Dataset entries:

===============

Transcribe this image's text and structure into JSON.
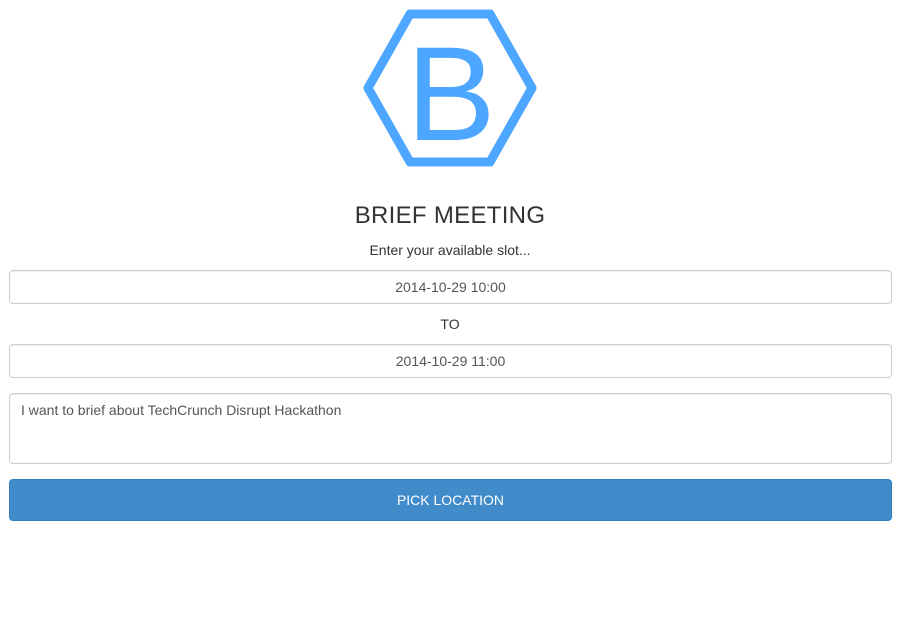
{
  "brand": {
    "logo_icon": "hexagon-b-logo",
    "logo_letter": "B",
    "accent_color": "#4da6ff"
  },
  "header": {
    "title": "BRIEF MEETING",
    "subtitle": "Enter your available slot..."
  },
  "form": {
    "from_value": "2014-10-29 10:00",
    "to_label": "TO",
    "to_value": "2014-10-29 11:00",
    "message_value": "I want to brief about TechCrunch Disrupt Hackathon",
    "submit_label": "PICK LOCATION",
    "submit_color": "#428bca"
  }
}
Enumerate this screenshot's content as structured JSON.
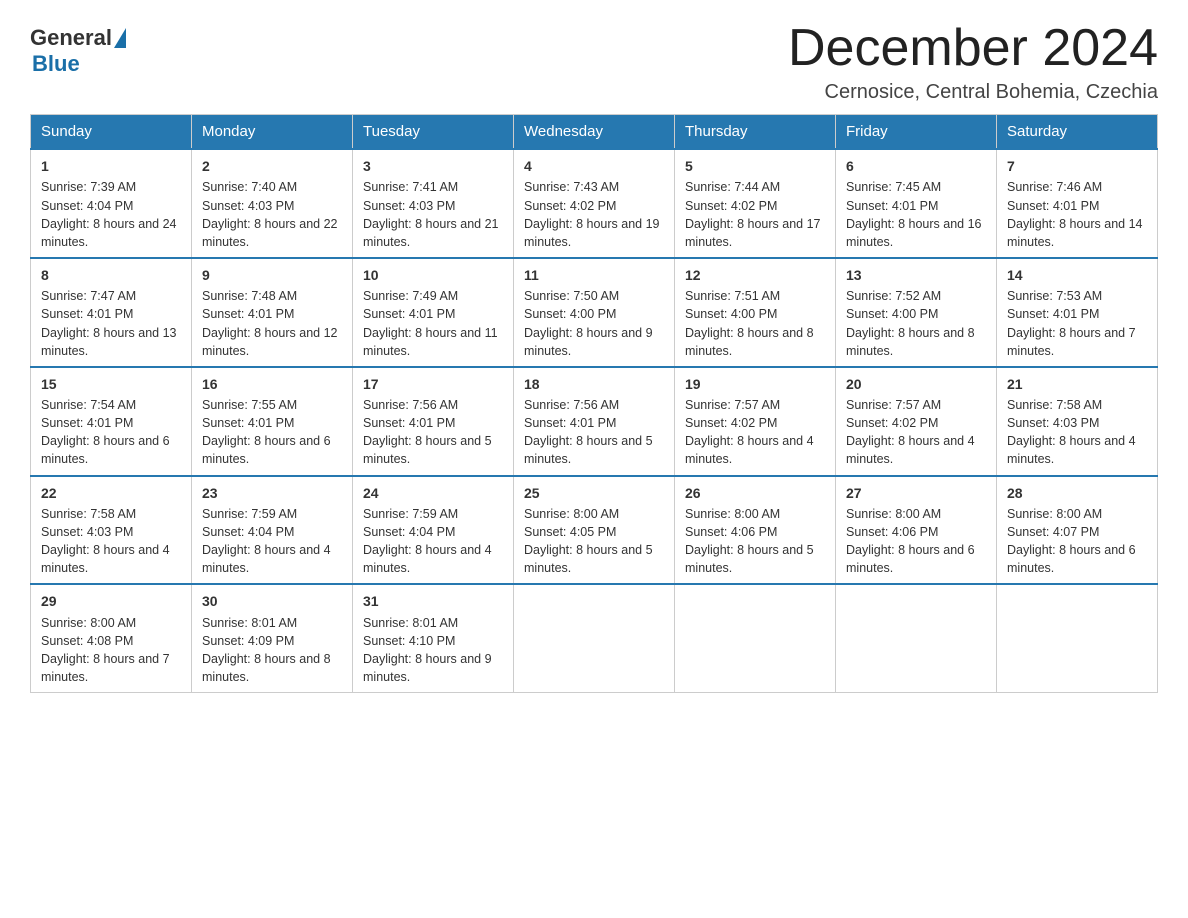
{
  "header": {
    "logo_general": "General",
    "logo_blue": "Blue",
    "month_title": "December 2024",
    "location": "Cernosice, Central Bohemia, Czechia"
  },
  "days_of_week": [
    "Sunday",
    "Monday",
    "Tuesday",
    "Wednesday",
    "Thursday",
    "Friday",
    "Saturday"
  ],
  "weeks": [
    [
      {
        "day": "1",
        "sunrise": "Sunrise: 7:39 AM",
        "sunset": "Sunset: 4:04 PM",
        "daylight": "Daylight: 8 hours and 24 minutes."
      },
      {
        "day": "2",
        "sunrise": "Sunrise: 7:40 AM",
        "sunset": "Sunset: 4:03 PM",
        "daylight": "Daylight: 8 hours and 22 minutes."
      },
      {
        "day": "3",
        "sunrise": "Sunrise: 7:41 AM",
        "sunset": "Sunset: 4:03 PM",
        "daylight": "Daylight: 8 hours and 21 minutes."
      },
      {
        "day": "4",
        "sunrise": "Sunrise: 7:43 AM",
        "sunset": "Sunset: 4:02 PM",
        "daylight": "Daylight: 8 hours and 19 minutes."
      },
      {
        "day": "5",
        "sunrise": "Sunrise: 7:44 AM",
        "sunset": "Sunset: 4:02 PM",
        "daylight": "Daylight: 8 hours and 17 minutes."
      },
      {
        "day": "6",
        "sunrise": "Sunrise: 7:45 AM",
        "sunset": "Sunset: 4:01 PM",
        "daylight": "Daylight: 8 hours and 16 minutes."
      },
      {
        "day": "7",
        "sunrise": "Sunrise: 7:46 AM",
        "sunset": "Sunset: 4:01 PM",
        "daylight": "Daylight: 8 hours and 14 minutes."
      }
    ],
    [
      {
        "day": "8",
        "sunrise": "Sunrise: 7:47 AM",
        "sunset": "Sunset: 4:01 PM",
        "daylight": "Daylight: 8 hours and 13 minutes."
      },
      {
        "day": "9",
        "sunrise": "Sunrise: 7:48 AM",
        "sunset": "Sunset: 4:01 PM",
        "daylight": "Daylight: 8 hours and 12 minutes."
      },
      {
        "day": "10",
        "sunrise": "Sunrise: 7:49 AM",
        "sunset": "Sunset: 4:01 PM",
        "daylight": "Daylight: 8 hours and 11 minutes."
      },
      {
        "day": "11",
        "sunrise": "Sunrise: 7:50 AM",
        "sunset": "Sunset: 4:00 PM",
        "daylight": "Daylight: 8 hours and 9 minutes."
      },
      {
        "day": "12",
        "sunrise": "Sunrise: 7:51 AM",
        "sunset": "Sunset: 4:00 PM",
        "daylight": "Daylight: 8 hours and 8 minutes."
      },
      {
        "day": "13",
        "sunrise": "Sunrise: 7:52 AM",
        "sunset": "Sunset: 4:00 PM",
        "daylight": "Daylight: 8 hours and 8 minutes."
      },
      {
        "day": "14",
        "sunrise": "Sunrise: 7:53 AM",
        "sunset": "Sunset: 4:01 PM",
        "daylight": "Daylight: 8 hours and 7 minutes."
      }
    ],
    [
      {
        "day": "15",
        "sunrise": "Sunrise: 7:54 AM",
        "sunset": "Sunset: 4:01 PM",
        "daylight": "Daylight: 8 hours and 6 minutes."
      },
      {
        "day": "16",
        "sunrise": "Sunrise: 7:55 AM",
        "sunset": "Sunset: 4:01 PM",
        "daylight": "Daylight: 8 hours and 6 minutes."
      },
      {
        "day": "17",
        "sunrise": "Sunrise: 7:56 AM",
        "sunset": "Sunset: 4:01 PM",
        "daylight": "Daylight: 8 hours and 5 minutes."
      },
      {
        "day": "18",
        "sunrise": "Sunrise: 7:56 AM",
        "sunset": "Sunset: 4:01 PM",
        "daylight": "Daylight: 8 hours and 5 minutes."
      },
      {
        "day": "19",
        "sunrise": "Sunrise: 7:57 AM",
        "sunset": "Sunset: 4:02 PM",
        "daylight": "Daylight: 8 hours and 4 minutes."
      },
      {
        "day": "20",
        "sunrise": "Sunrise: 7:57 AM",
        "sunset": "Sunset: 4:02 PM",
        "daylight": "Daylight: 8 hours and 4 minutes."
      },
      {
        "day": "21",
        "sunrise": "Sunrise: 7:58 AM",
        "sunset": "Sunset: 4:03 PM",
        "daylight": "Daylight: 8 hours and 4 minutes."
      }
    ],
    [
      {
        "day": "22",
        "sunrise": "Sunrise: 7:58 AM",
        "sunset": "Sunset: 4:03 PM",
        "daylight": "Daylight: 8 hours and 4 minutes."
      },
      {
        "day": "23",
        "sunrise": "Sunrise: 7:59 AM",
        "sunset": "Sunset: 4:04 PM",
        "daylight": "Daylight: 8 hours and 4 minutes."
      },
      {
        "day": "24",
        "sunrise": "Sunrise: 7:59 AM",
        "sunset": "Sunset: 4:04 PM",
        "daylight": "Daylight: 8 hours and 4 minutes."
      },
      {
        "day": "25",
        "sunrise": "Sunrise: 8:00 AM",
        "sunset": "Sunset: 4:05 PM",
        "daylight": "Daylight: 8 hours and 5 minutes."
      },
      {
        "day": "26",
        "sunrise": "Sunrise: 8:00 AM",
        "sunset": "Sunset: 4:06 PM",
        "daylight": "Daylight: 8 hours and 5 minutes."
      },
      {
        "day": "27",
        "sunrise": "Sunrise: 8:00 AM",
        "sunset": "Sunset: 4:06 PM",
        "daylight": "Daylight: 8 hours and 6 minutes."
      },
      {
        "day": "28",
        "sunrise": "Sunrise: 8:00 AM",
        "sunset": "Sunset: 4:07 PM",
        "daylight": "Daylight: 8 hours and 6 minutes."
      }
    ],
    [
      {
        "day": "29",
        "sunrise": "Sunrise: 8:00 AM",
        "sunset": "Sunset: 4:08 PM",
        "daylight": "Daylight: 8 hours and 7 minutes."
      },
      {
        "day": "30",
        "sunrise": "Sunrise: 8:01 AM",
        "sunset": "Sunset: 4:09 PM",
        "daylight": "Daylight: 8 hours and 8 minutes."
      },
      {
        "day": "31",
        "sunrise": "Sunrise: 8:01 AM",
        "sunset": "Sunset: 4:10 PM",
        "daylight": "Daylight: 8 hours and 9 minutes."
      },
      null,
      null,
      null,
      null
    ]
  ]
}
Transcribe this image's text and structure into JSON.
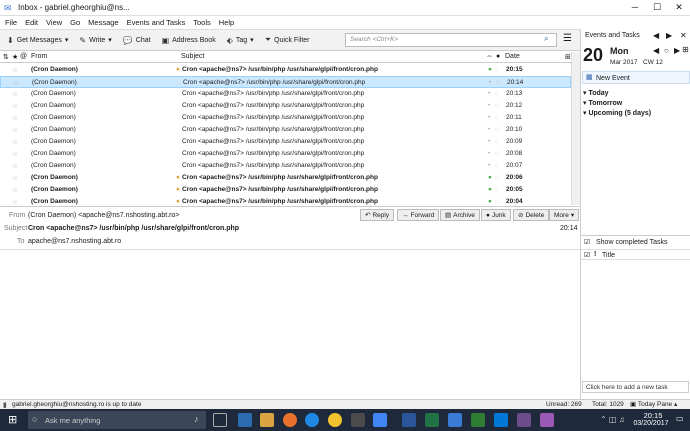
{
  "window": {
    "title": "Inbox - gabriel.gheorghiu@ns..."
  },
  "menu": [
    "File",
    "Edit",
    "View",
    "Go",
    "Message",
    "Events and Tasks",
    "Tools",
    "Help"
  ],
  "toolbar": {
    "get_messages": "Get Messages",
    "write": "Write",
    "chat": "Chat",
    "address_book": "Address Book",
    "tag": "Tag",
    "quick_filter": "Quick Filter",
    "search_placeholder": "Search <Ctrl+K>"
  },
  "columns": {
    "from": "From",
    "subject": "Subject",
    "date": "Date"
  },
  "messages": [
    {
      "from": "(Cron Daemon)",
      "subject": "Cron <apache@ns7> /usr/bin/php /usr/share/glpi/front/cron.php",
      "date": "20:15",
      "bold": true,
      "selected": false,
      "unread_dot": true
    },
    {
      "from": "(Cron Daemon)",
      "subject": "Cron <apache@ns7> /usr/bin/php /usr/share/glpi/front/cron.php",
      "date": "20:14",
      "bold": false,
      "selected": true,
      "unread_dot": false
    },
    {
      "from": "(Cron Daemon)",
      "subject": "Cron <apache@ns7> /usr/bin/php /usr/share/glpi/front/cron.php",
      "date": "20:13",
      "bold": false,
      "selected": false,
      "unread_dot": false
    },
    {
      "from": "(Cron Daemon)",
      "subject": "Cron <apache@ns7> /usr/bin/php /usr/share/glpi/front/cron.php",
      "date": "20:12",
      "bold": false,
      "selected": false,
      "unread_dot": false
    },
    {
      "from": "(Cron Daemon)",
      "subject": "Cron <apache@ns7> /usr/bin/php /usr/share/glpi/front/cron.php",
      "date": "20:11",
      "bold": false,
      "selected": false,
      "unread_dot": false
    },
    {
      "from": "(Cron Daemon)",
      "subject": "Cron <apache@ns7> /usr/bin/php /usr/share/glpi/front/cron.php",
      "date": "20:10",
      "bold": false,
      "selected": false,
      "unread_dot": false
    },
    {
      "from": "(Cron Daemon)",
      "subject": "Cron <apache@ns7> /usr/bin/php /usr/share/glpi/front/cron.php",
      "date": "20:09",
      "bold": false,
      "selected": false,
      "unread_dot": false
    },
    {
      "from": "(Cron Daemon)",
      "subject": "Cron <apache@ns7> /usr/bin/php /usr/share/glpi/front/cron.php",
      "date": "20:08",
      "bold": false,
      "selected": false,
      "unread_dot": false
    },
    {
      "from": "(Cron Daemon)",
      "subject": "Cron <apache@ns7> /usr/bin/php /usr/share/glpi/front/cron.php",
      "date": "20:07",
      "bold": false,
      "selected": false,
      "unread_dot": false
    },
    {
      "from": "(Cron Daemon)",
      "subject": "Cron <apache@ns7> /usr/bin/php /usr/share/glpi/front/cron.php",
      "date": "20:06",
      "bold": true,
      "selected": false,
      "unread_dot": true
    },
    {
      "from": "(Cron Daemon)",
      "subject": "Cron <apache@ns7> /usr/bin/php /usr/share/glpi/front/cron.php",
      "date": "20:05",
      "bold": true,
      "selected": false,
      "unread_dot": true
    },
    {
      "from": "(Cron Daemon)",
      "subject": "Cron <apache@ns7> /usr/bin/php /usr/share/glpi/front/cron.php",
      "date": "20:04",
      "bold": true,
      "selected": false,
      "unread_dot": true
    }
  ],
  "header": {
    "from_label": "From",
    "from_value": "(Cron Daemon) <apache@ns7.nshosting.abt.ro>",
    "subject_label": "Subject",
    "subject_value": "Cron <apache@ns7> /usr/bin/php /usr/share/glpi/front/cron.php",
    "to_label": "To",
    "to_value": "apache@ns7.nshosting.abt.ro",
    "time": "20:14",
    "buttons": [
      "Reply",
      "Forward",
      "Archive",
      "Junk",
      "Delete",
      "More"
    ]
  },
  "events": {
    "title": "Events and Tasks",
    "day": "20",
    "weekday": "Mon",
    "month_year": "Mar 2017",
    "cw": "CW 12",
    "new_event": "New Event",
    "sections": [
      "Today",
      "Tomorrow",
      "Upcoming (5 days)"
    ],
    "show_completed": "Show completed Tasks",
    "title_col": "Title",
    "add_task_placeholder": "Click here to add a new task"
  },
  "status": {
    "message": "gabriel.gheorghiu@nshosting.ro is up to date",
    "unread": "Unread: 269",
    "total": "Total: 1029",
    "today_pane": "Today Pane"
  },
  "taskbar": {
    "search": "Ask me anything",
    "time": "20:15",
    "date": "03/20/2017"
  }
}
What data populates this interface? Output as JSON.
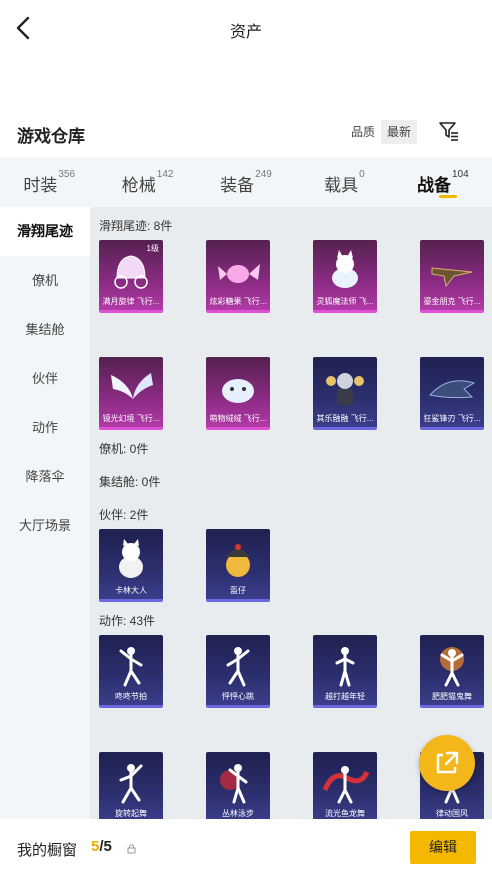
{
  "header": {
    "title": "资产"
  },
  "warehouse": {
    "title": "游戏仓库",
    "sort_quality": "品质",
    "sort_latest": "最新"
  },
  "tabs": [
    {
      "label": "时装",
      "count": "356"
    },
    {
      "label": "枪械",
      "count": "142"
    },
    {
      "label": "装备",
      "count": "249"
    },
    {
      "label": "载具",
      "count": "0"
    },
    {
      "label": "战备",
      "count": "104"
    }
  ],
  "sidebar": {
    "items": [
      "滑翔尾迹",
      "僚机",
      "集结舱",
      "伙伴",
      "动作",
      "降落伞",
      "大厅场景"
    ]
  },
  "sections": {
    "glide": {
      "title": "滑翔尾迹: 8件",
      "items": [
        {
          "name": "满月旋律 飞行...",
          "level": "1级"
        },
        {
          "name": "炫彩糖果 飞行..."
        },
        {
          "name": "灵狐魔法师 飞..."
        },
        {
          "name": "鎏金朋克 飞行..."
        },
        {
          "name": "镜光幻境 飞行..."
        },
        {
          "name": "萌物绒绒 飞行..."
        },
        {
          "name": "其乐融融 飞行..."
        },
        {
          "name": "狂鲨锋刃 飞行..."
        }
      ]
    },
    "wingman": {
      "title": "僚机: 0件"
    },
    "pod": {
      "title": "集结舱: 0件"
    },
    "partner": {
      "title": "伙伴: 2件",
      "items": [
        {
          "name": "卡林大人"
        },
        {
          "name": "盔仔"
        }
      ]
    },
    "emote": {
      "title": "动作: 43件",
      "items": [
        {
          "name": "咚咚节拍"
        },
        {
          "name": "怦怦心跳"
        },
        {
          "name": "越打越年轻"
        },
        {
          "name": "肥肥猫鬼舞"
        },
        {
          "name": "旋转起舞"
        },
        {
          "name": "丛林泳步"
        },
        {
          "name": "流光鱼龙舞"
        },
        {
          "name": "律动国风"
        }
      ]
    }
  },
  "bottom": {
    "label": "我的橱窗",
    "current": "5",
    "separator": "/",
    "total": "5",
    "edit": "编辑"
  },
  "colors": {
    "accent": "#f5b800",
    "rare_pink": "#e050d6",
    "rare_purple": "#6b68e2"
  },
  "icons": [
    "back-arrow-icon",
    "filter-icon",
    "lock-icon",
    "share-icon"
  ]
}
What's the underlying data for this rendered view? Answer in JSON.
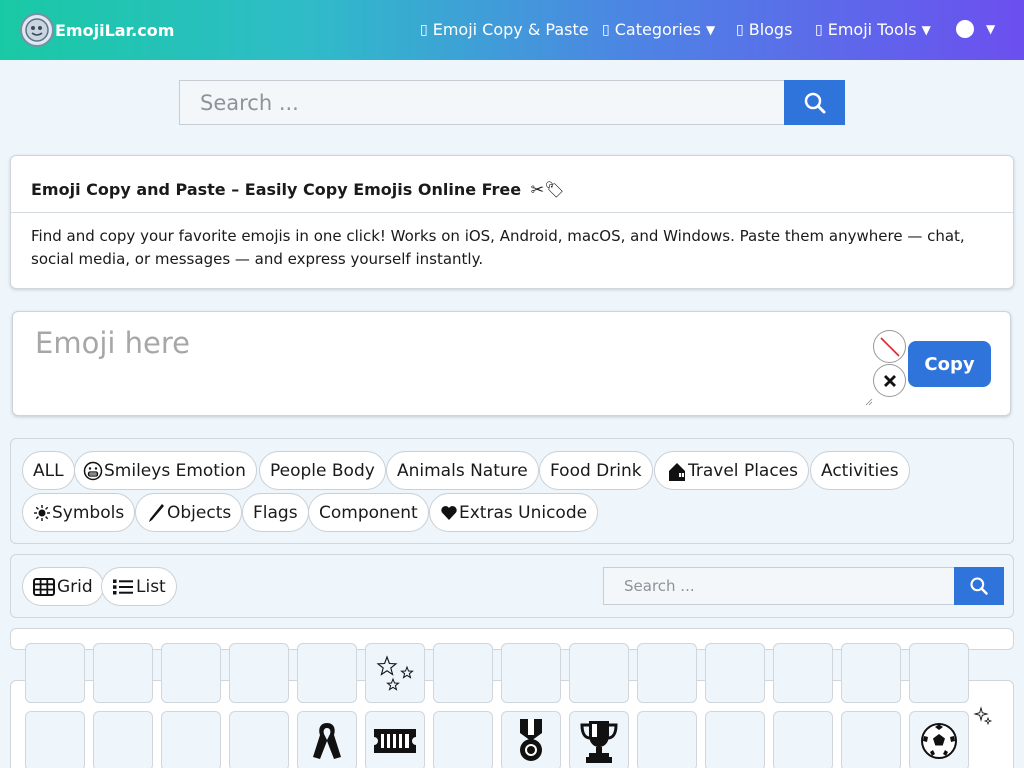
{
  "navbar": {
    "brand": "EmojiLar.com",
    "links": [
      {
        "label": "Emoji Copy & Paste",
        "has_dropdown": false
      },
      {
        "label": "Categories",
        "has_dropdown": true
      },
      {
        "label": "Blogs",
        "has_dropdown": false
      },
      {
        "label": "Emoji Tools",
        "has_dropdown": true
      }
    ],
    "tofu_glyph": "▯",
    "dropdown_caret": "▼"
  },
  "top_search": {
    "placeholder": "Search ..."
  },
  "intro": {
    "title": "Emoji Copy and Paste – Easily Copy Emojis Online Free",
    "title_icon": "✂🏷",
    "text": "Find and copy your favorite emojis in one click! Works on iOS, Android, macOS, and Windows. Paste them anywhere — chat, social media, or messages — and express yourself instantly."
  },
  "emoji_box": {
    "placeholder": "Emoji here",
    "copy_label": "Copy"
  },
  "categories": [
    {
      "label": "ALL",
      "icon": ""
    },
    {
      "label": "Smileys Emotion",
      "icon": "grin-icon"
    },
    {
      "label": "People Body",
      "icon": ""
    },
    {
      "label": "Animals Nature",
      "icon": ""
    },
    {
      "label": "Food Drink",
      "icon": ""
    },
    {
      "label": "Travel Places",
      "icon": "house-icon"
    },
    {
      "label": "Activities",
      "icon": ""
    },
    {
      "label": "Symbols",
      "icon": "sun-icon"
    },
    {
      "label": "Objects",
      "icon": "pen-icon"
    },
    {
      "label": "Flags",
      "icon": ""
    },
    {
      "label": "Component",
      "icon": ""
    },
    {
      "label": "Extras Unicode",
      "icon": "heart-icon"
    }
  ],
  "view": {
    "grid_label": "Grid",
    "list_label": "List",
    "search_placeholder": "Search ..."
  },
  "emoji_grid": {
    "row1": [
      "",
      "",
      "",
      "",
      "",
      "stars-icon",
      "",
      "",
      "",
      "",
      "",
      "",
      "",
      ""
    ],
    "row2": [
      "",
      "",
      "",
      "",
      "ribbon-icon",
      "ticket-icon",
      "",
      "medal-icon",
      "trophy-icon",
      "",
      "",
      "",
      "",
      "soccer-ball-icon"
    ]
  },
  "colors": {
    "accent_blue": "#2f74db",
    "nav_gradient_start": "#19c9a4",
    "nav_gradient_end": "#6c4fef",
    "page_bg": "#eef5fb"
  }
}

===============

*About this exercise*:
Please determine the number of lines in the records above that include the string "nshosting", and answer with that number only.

*Solution to the problem*:
3